Segment Open

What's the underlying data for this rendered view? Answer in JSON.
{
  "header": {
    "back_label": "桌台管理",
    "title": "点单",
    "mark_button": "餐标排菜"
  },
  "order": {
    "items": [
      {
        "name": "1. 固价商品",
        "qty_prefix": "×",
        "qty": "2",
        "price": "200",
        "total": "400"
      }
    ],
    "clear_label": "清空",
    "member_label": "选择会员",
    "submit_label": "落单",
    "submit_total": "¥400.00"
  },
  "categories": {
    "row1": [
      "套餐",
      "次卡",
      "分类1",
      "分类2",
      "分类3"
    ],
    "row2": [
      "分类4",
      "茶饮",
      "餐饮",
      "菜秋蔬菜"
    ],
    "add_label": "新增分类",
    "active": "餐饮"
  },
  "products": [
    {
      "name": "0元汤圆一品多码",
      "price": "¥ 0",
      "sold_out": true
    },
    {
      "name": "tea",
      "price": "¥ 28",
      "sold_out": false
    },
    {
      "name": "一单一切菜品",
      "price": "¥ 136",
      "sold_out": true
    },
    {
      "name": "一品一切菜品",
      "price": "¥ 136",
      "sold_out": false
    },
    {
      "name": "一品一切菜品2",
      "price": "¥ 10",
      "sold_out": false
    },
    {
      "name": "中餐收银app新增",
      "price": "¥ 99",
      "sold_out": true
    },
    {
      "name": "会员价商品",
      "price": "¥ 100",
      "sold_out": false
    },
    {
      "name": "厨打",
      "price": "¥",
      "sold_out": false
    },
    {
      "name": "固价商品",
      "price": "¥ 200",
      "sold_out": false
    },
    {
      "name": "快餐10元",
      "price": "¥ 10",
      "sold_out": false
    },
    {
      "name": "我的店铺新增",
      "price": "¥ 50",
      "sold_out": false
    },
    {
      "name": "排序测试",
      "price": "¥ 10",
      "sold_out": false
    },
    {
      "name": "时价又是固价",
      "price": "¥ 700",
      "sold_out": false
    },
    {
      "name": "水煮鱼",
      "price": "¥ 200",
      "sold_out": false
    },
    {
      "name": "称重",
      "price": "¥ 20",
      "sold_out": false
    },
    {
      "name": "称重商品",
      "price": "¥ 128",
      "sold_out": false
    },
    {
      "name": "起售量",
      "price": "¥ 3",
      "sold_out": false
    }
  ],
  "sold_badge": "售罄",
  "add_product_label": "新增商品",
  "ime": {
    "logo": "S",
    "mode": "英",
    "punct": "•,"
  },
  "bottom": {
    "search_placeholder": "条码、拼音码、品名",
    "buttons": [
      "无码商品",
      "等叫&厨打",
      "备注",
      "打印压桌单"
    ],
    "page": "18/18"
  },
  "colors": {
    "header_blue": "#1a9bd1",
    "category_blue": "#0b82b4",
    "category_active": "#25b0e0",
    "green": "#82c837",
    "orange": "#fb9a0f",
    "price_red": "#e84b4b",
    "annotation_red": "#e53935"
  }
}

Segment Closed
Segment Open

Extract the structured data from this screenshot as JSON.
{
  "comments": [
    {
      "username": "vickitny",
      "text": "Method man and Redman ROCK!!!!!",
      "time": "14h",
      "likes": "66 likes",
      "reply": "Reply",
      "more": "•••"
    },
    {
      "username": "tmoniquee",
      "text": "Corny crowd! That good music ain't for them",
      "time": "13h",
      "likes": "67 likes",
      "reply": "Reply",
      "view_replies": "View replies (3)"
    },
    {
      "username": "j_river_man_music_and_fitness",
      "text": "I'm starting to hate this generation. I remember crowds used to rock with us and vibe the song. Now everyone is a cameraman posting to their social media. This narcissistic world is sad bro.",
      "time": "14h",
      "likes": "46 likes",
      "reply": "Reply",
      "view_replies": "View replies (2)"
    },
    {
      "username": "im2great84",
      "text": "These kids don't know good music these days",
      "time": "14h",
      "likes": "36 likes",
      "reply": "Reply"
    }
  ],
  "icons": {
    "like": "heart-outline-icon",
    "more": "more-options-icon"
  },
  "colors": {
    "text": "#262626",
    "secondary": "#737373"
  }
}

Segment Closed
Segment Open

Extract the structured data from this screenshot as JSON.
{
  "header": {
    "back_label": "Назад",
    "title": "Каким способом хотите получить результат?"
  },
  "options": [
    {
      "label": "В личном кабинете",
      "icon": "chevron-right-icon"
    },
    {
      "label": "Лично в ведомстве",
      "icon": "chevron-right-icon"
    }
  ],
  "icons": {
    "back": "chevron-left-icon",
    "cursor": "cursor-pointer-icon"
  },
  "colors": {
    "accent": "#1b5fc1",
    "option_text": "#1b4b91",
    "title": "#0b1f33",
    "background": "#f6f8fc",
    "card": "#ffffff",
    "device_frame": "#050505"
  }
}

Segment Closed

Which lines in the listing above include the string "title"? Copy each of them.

Answer to this exercise
    "title": "点单",
    "title": "Каким способом хотите получить результат?"
    "title": "#0b1f33",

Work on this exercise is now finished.